*** Input for this task
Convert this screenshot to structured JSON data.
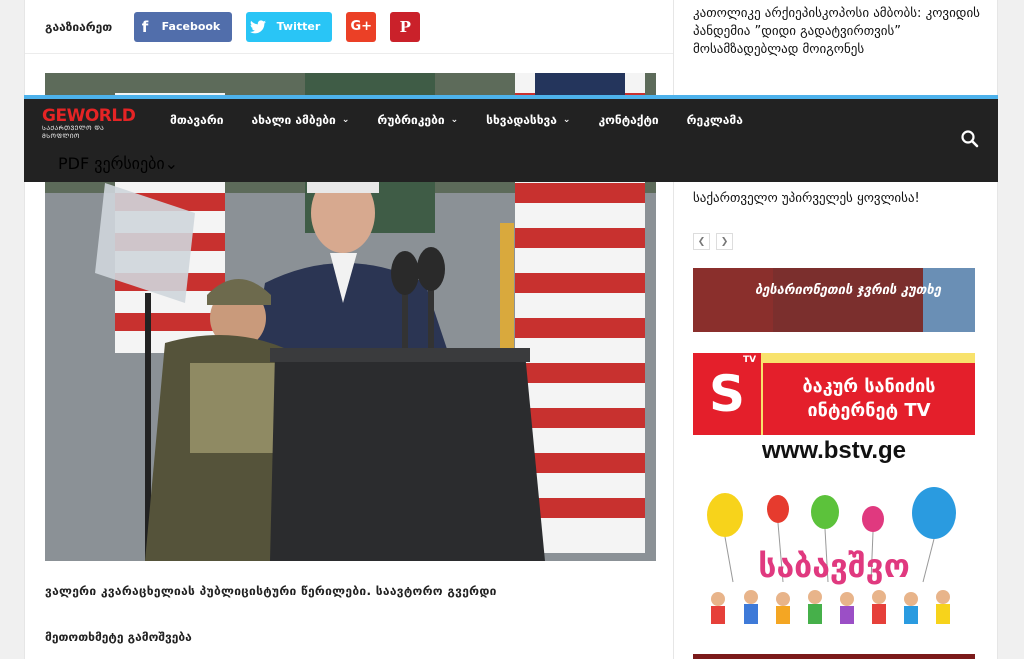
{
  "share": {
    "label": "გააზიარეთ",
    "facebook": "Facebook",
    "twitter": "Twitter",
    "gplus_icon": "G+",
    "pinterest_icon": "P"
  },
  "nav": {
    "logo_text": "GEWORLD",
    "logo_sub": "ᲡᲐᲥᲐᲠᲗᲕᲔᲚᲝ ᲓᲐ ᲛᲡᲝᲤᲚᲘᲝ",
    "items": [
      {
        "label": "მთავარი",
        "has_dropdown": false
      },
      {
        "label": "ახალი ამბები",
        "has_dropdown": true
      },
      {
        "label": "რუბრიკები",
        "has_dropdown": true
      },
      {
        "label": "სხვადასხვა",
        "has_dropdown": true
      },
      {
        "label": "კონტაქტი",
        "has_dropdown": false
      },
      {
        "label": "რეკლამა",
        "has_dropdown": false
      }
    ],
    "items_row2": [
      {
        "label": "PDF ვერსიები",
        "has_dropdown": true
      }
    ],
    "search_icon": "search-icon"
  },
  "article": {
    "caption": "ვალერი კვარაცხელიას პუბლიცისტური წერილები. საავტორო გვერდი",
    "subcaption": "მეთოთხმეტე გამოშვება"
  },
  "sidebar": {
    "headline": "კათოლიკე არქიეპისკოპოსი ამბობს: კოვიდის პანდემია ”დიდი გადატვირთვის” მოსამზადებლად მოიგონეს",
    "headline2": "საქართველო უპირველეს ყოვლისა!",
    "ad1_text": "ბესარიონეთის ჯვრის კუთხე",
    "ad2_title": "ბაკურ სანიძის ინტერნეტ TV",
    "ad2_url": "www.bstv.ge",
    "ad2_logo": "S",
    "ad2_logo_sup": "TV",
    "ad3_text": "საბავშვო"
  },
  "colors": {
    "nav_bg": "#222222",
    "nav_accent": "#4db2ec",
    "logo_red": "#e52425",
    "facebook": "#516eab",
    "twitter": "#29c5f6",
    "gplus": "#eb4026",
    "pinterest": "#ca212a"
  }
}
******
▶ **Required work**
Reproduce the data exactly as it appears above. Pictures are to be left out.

▶ **Response to the task**
Convert this screenshot to structured JSON data.
{
  "share": {
    "label": "გააზიარეთ",
    "facebook": "Facebook",
    "twitter": "Twitter",
    "gplus_icon": "G+",
    "pinterest_icon": "P"
  },
  "nav": {
    "logo_text": "GEWORLD",
    "logo_sub": "ᲡᲐᲥᲐᲠᲗᲕᲔᲚᲝ ᲓᲐ ᲛᲡᲝᲤᲚᲘᲝ",
    "items": [
      {
        "label": "მთავარი",
        "has_dropdown": false
      },
      {
        "label": "ახალი ამბები",
        "has_dropdown": true
      },
      {
        "label": "რუბრიკები",
        "has_dropdown": true
      },
      {
        "label": "სხვადასხვა",
        "has_dropdown": true
      },
      {
        "label": "კონტაქტი",
        "has_dropdown": false
      },
      {
        "label": "რეკლამა",
        "has_dropdown": false
      }
    ],
    "items_row2": [
      {
        "label": "PDF ვერსიები",
        "has_dropdown": true
      }
    ],
    "search_icon": "search-icon"
  },
  "article": {
    "caption": "ვალერი კვარაცხელიას პუბლიცისტური წერილები. საავტორო გვერდი",
    "subcaption": "მეთოთხმეტე გამოშვება"
  },
  "sidebar": {
    "headline": "კათოლიკე არქიეპისკოპოსი ამბობს: კოვიდის პანდემია ”დიდი გადატვირთვის” მოსამზადებლად მოიგონეს",
    "headline2": "საქართველო უპირველეს ყოვლისა!",
    "ad1_text": "ბესარიონეთის ჯვრის კუთხე",
    "ad2_title": "ბაკურ სანიძის ინტერნეტ TV",
    "ad2_url": "www.bstv.ge",
    "ad2_logo": "S",
    "ad2_logo_sup": "TV",
    "ad3_text": "საბავშვო"
  },
  "colors": {
    "nav_bg": "#222222",
    "nav_accent": "#4db2ec",
    "logo_red": "#e52425",
    "facebook": "#516eab",
    "twitter": "#29c5f6",
    "gplus": "#eb4026",
    "pinterest": "#ca212a"
  }
}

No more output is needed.